Beginning 2nd Draft of THE REFLECTING STONE



I have tied things together well enough that I feel comfortable starting the rewrite of THE REFLECTING STONE. This will be the second complete draft. I'm starting at the very beginning and will continue through to the end. I will write it in such a way that it could stand alone, but would readily lend itself to serving as the first of a series should it get published and a publisher be interested in a continuation of this story. There is much, much, much more to tell, although this first volume is already an amazing, epic story in its own right (are writers biased about their own work?).

I wrote the first chapter and went back over it, editing it a bit, although I will try to curtail my tendency to heavily edit the first several chapters before turning myself loose to move quickly through successive chapters. I'm getting back to "draft" mode, which is enjoyable once you put all your cares aside and let go of the internal editor. I hope to finish this draft in about a month, no more than six weeks if I run into obstacles.

It's possible this draft will be close enough to a finished product that I can simply edit it, but if I feel another complete rewrite would aid in the storytelling, I'm willing to do it. Each time through you understand better the connections, the motivations, the cause and effect relationships. Each time through you get better at telling it. I had tried to avoid successive rewrites, putting emphasis on the planning before writing, but I'm willing to accept the need for rewrites even with all that planning. Anything to make the story better. "The story's the thing."

This week I have been feeling a little under the weather, so I haven't pushed myself as much as I would have liked. I think I needed a bit of a break. I'll just ease into it, and within a few days should be in full swing again. Then it'll be a mad dash to the finish line. Loads of fun for us writerly types.

Gearing up again,

Adrian

4 comments:

Wynn Bexton said...

I admire the way you work so consistently. And thanks for the critique of the piece I put up on my blog. I appreciate any commentary on it.

Adrian Swift said...

Thanks, Wynn! I try to keep at it. Keeping the flow going makes things easier. It's rough to start from scratch without that momentum.

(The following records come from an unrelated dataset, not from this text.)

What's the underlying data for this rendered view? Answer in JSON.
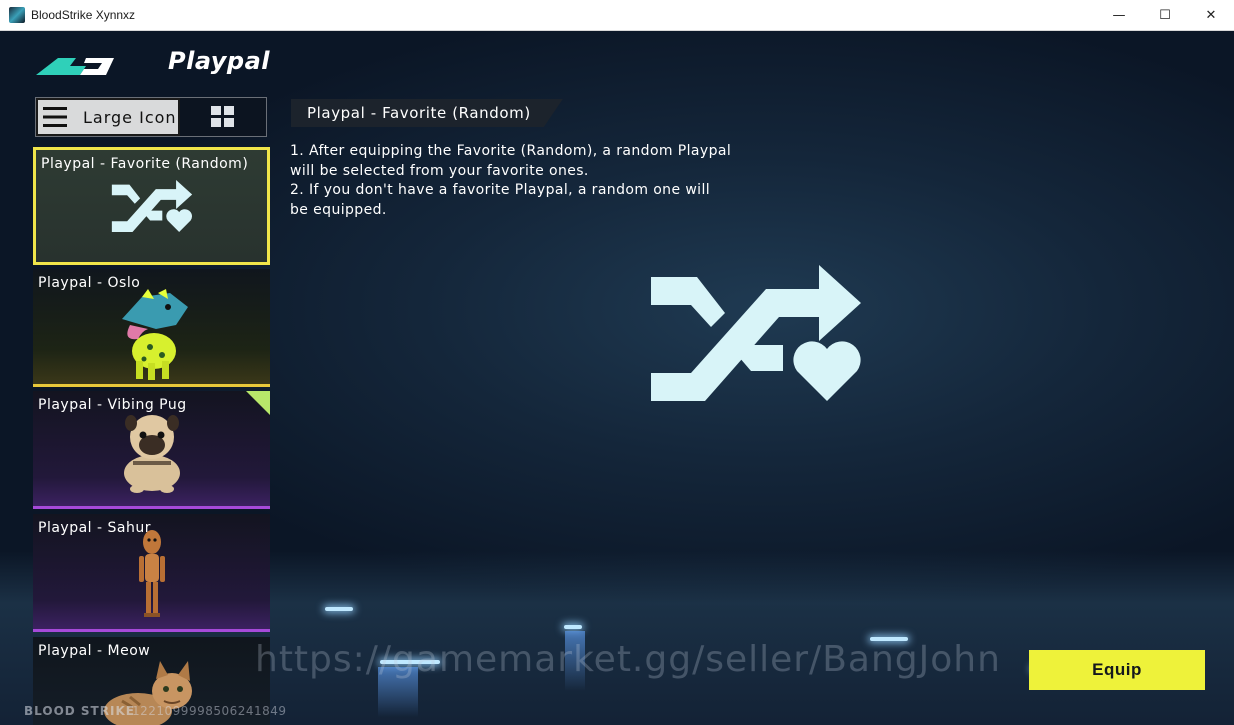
{
  "window": {
    "title": "BloodStrike Xynnxz",
    "minimize_glyph": "—",
    "maximize_glyph": "☐",
    "close_glyph": "✕"
  },
  "header": {
    "title": "Playpal"
  },
  "view_toggle": {
    "large_icon_label": "Large Icon",
    "selected": "Large Icon"
  },
  "playpals": [
    {
      "name": "Playpal - Favorite (Random)",
      "rarity_color": "#f0e54a",
      "selected": true
    },
    {
      "name": "Playpal - Oslo",
      "rarity_color": "#e8c83a"
    },
    {
      "name": "Playpal - Vibing Pug",
      "rarity_color": "#a64ad9",
      "new": true
    },
    {
      "name": "Playpal - Sahur",
      "rarity_color": "#a64ad9"
    },
    {
      "name": "Playpal - Meow"
    }
  ],
  "detail": {
    "title": "Playpal - Favorite (Random)",
    "description_lines": [
      "1. After equipping the Favorite (Random), a random Playpal",
      "will be selected from your favorite ones.",
      "2. If you don't have a favorite Playpal, a random one will",
      "be equipped."
    ]
  },
  "equip_label": "Equip",
  "watermark": "https://gamemarket.gg/seller/BangJohn",
  "footer": {
    "brand": "BLOOD STRIKE",
    "uid": "1221099998506241849"
  },
  "colors": {
    "accent_yellow": "#eef23a",
    "icon_color": "#d8f4f8"
  }
}
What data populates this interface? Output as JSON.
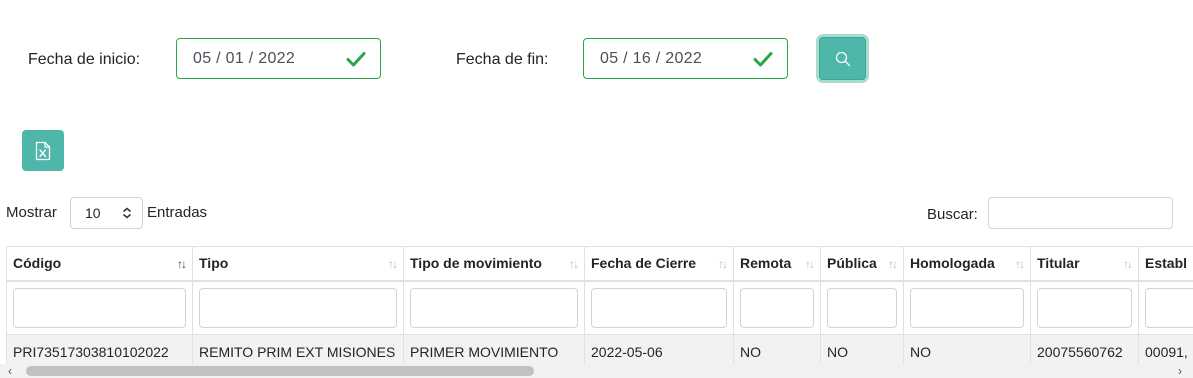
{
  "filters": {
    "start_label": "Fecha de inicio:",
    "start_value": "05 / 01 / 2022",
    "end_label": "Fecha de fin:",
    "end_value": "05 / 16 / 2022"
  },
  "icons": {
    "valid": "check-icon",
    "search": "search-icon",
    "export": "excel-file-icon",
    "sort": "sort-arrows-icon"
  },
  "colors": {
    "accent": "#4fb6aa",
    "valid": "#28a745"
  },
  "length": {
    "prefix": "Mostrar",
    "value": "10",
    "suffix": "Entradas"
  },
  "search": {
    "label": "Buscar:"
  },
  "table": {
    "columns": [
      {
        "label": "Código",
        "sort": "asc"
      },
      {
        "label": "Tipo",
        "sort": "none"
      },
      {
        "label": "Tipo de movimiento",
        "sort": "none"
      },
      {
        "label": "Fecha de Cierre",
        "sort": "none"
      },
      {
        "label": "Remota",
        "sort": "none"
      },
      {
        "label": "Pública",
        "sort": "none"
      },
      {
        "label": "Homologada",
        "sort": "none"
      },
      {
        "label": "Titular",
        "sort": "none"
      },
      {
        "label": "Establ",
        "sort": "none"
      }
    ],
    "rows": [
      [
        "PRI73517303810102022",
        "REMITO PRIM EXT MISIONES",
        "PRIMER MOVIMIENTO",
        "2022-05-06",
        "NO",
        "NO",
        "NO",
        "20075560762",
        "00091,"
      ]
    ]
  }
}
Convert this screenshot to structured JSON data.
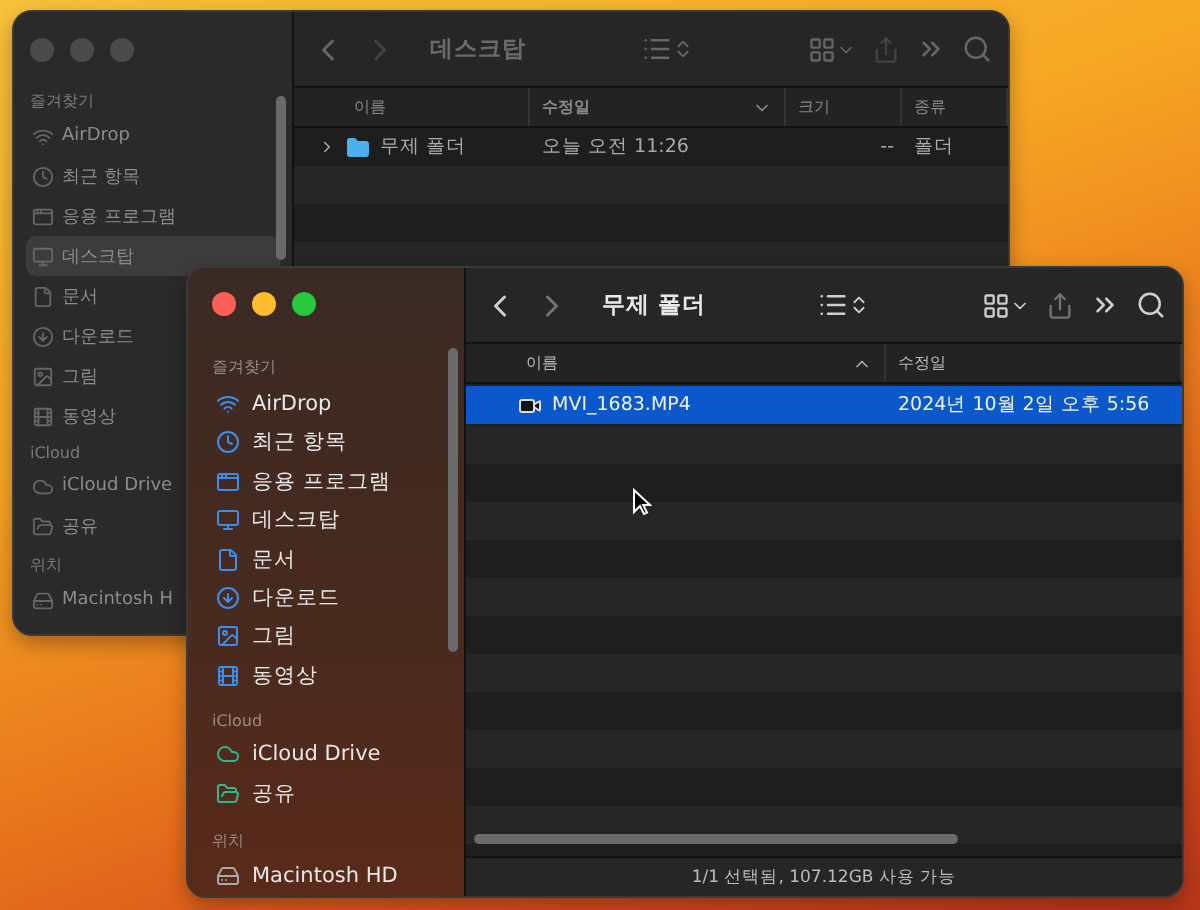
{
  "windows": [
    {
      "active": false,
      "title": "데스크탑",
      "sidebar": [
        {
          "heading": "즐겨찾기",
          "items": [
            {
              "label": "AirDrop",
              "selected": false
            },
            {
              "label": "최근 항목",
              "selected": false
            },
            {
              "label": "응용 프로그램",
              "selected": false
            },
            {
              "label": "데스크탑",
              "selected": true
            },
            {
              "label": "문서",
              "selected": false
            },
            {
              "label": "다운로드",
              "selected": false
            },
            {
              "label": "그림",
              "selected": false
            },
            {
              "label": "동영상",
              "selected": false
            }
          ]
        },
        {
          "heading": "iCloud",
          "items": [
            {
              "label": "iCloud Drive",
              "selected": false
            },
            {
              "label": "공유",
              "selected": false
            }
          ]
        },
        {
          "heading": "위치",
          "items": [
            {
              "label": "Macintosh H",
              "selected": false
            }
          ]
        }
      ],
      "columns": [
        {
          "label": "이름",
          "sorted": false
        },
        {
          "label": "수정일",
          "sorted": true,
          "ascending": false
        },
        {
          "label": "크기",
          "sorted": false
        },
        {
          "label": "종류",
          "sorted": false
        }
      ],
      "rows": [
        {
          "kind": "folder",
          "expandable": true,
          "selected": false,
          "cells": [
            "무제 폴더",
            "오늘 오전 11:26",
            "--",
            "폴더"
          ]
        }
      ]
    },
    {
      "active": true,
      "title": "무제 폴더",
      "sidebar": [
        {
          "heading": "즐겨찾기",
          "items": [
            {
              "label": "AirDrop",
              "selected": false
            },
            {
              "label": "최근 항목",
              "selected": false
            },
            {
              "label": "응용 프로그램",
              "selected": false
            },
            {
              "label": "데스크탑",
              "selected": false
            },
            {
              "label": "문서",
              "selected": false
            },
            {
              "label": "다운로드",
              "selected": false
            },
            {
              "label": "그림",
              "selected": false
            },
            {
              "label": "동영상",
              "selected": false
            }
          ]
        },
        {
          "heading": "iCloud",
          "items": [
            {
              "label": "iCloud Drive",
              "selected": false
            },
            {
              "label": "공유",
              "selected": false
            }
          ]
        },
        {
          "heading": "위치",
          "items": [
            {
              "label": "Macintosh HD",
              "selected": false
            }
          ]
        }
      ],
      "columns": [
        {
          "label": "이름",
          "sorted": true,
          "ascending": true
        },
        {
          "label": "수정일",
          "sorted": false
        }
      ],
      "rows": [
        {
          "kind": "video",
          "expandable": false,
          "selected": true,
          "cells": [
            "MVI_1683.MP4",
            "2024년 10월 2일 오후 5:56"
          ]
        }
      ],
      "status": "1/1 선택됨, 107.12GB 사용 가능"
    }
  ]
}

The excerpt you shared on your blog was really impressive. It was very readable. I have often found historical fiction that I've browsed through in bookstores to be less than clear due to a great amount of obscure references to people, places and objects of material culture that I'm not familiar with, and also to move too slowly. It seems some writers lose themselves in the history and atmosphere and forget about the need for good storytelling.

Your excerpt was certainly good storytelling! Clear motivations, goals, obstacles, risks, stakes, tension, etc. Very vivid. I had no trouble at all getting right into and following it closely. That is very satisfying, as opposed to reading something and feeling you didn't quite get it. Keep up the good -- scratch that -- EXCELLENT -- work!

Any visitors to my blog who haven't visited Wynn's blog, you can find a link to it on my main page under AUTHORS' BLOGS. Well worth a visit!

Debra Young said...

I'm waving the flag for you, Adrian. I'm approaching the rewrite start line myself with SILK RIVER, and having a few nervous jitters, but I'm looking forward to the run! Good luck with THE REFLECTING STONE. d:)

Adrian Swift said...

Jitters is a good word for it, Debra! Glad you're moving forward with a satisfying project to work on.

I share your sense of jitters. I'm trying to block them out entirely, as best I can. I shift my thoughts to the positive, to dreaming and brainstorming, keeping the vision of the story in mind, the goal of the quality end product. I try not to spend any time with the doubts or anxiety because it's just not worth it. A rewrite or edit requires positive thinking! It's the only way it works.

Best wishes with SILK RIVER! Just focus on the positive, always look ahead, see the book in your mind as you wish it to be and don't worry. Whatever you do now can be fixed later. As someone said, "Don't get it right, get it written."

(I'm saying this as much for me as for you!)